Deadlines have always been necessary. We know their purpose.
We may shy away from deadlines that approach, but those are the only real thing between having a role and acting the way that role is expected to act.
Deadlines can mean when something is completely absorbed by us and no longer necessary to work on. Or it can mean the last chance we have to gain experience or knowledge from a particular activity.
The deadline we have given ourselves must be one that cannot be pushed around. Deadlines that are given to us always seem to have a high chance of forcing ourselves into the learning experience we only expected had we done way more than anticipated.
Deadlines shape our schedule to learn
In order to have a deadline, we need a schedule. In order to have a schedule, we need to plan to do something.

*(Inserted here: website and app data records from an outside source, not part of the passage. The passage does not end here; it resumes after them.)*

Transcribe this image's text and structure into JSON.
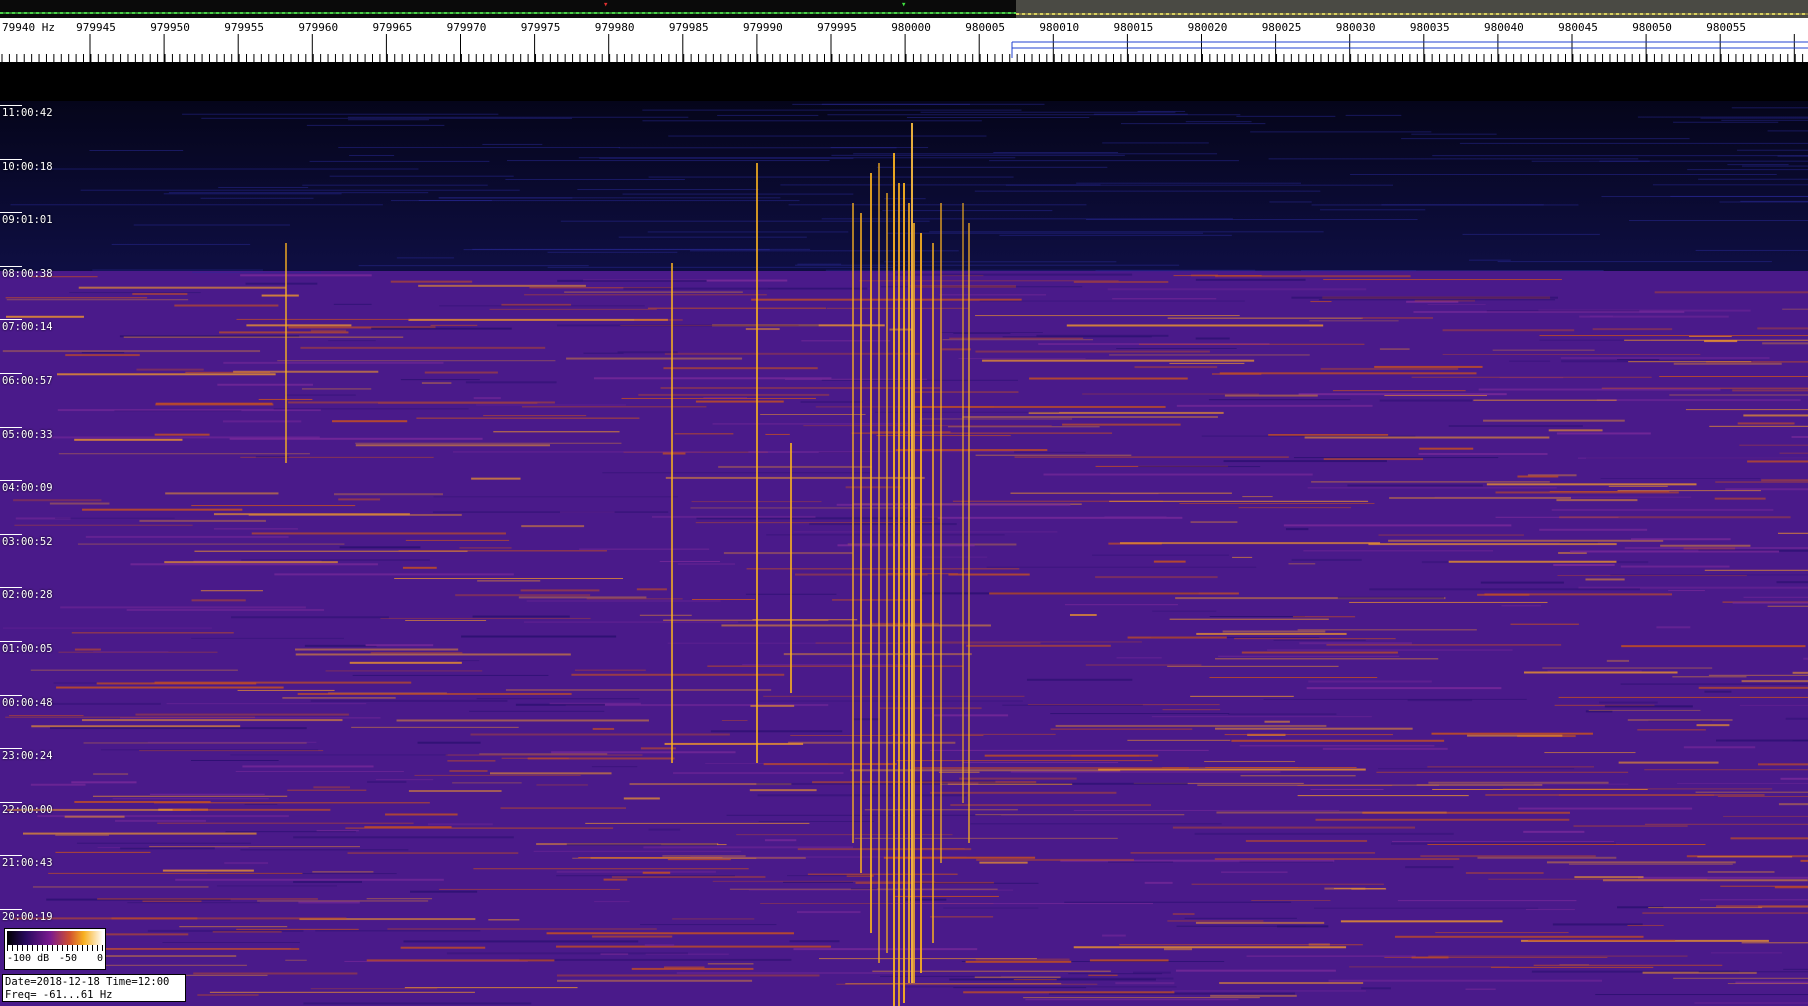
{
  "freq_scale": {
    "labels": [
      "79940  Hz",
      "979945",
      "979950",
      "979955",
      "979960",
      "979965",
      "979970",
      "979975",
      "979980",
      "979985",
      "979990",
      "979995",
      "980000",
      "980005",
      "980010",
      "980015",
      "980020",
      "980025",
      "980030",
      "980035",
      "980040",
      "980045",
      "980050",
      "980055"
    ]
  },
  "time_axis": {
    "labels": [
      "11:00:42",
      "10:00:18",
      "09:01:01",
      "08:00:38",
      "07:00:14",
      "06:00:57",
      "05:00:33",
      "04:00:09",
      "03:00:52",
      "02:00:28",
      "01:00:05",
      "00:00:48",
      "23:00:24",
      "22:00:00",
      "21:00:43",
      "20:00:19"
    ]
  },
  "legend": {
    "min_label": "-100 dB",
    "mid_label": "-50",
    "max_label": "0"
  },
  "info": {
    "line1": "Date=2018-12-18 Time=12:00",
    "line2": "Freq= -61...61 Hz"
  },
  "colors": {
    "background": "#3a1a7a",
    "signal": "#f8b020",
    "overview_left": "#0a0a0a",
    "overview_right": "#4a4a44"
  }
}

At times when scheduling a meeting, event, activity or whatever it may be, unless there is a deadline to force you to do what you have hoped to accomplish, there will be no motivation for you to do it.

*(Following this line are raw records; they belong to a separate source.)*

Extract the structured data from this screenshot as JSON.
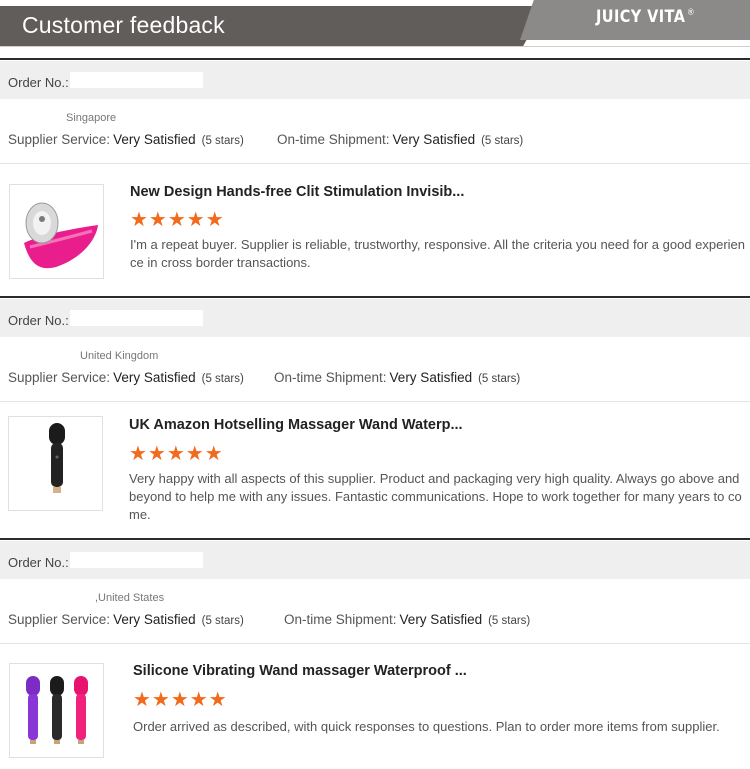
{
  "header": {
    "title": "Customer feedback",
    "logo": "JUICY VITA",
    "logo_mark": "®"
  },
  "feedback": [
    {
      "order_label": "Order No.:",
      "order_value": "",
      "country": "Singapore",
      "supplier_service_label": "Supplier Service:",
      "supplier_service_value": "Very Satisfied",
      "supplier_service_count": "(5 stars)",
      "shipment_label": "On-time Shipment:",
      "shipment_value": "Very Satisfied",
      "shipment_count": "(5 stars)",
      "product_title": "New Design Hands-free Clit Stimulation Invisib...",
      "rating": 5,
      "review": "I'm a repeat buyer. Supplier is reliable, trustworthy, responsive. All the criteria you need for a good experience in cross border transactions.",
      "thumbnail": "pink-vibrator-image"
    },
    {
      "order_label": "Order No.:",
      "order_value": "",
      "country": "United Kingdom",
      "supplier_service_label": "Supplier Service:",
      "supplier_service_value": "Very Satisfied",
      "supplier_service_count": "(5 stars)",
      "shipment_label": "On-time Shipment:",
      "shipment_value": "Very Satisfied",
      "shipment_count": "(5 stars)",
      "product_title": "UK Amazon Hotselling Massager Wand Waterp...",
      "rating": 5,
      "review": "Very happy with all aspects of this supplier. Product and packaging very high quality. Always go above and beyond to help me with any issues. Fantastic communications. Hope to work together for many years to come.",
      "thumbnail": "black-wand-image"
    },
    {
      "order_label": "Order No.:",
      "order_value": "",
      "country": ",United States",
      "supplier_service_label": "Supplier Service:",
      "supplier_service_value": "Very Satisfied",
      "supplier_service_count": "(5 stars)",
      "shipment_label": "On-time Shipment:",
      "shipment_value": "Very Satisfied",
      "shipment_count": "(5 stars)",
      "product_title": "Silicone Vibrating Wand massager Waterproof ...",
      "rating": 5,
      "review": "Order arrived as described, with quick responses to questions.  Plan to order more items from supplier.",
      "thumbnail": "three-wands-image"
    }
  ],
  "colors": {
    "header_dark": "#605d5b",
    "header_light": "#8c8a88",
    "star": "#f26a1b",
    "order_bar": "#efefef"
  }
}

This sounds obvious as deadlines are forcibly backed by this reasoning, but taking into account the possibility of slower growth, one that gives room for fewer deadlines, will show progress without showing the capability of quicker growth.
We will not be able to see what we are missing out on if our deadlines are chances to learn and grow are in what we would consider a comfortable spot.
The comfortable spot may be where we start and how a natural start to an endeavor begins, yet there should be a deadline to where that comfort zone ends and the new progress begins.
Make deadlines or receive deadlines
I had a deadline for a story in one of my journalism classes last semester.
There was an initial draft due for a story. I had time that I thought was adequate to accomplish what I needed to get done.
What threw me off was the day we had a guest lecturer from the class that my class was a prerequisite course for come in and talk about what is to come.
I am now in that what is to come course, and without even diving deep into the course yet as it is only the second week, I can see the growth that will come with the course and the importance of deadlines.
That one story I had for my previous class was nothing in comparison.
I thought that one story was my big project for the course, and it was, but the course after takes that project and requires students to do that project to completion on a weekly basis, if not more depending on what requirements of the story are met.
The course before gave me time to think and reflect on what I was learning. This new class gives me the chance to learn that every week.
Although entering the course sounded scary to most of the students and the guest lecturer knew the effect of her lecture, that didn’t stop students including me from understanding the purpose of the prerequisite course.
The purpose of the first course was the walk us through how to make a story. How to come up with an idea, pitch it, gather sources, work on edits, everything there is to do for a story.
The deadline for the first course, i.e. the end of the semester, was the deadline for focusing on the thought process side of things.
Once we had the tools, it was time to do it over and over to gain knowledge and experience from story creation on a weekly basis.
Take time for action, not planning
When we are given a moderate amount of time to do something, we may procrastinate it or take into account time to take elongated breaks.
Learning from planning can only go so far before the only thing left to teach you is through action, in which case, action should be the strived for experience.
We can accomplish more than we think, we just need to really test what we gauge as comfortable and figure out what we can shrink that time to making it doable and better for ourselves.
Comfort isn’t always the best thing. Comfort can mean many things regarding a role or a job, but having work related to deadlines means comfort in deadlines is a missed opportunity to make quicker and better progress.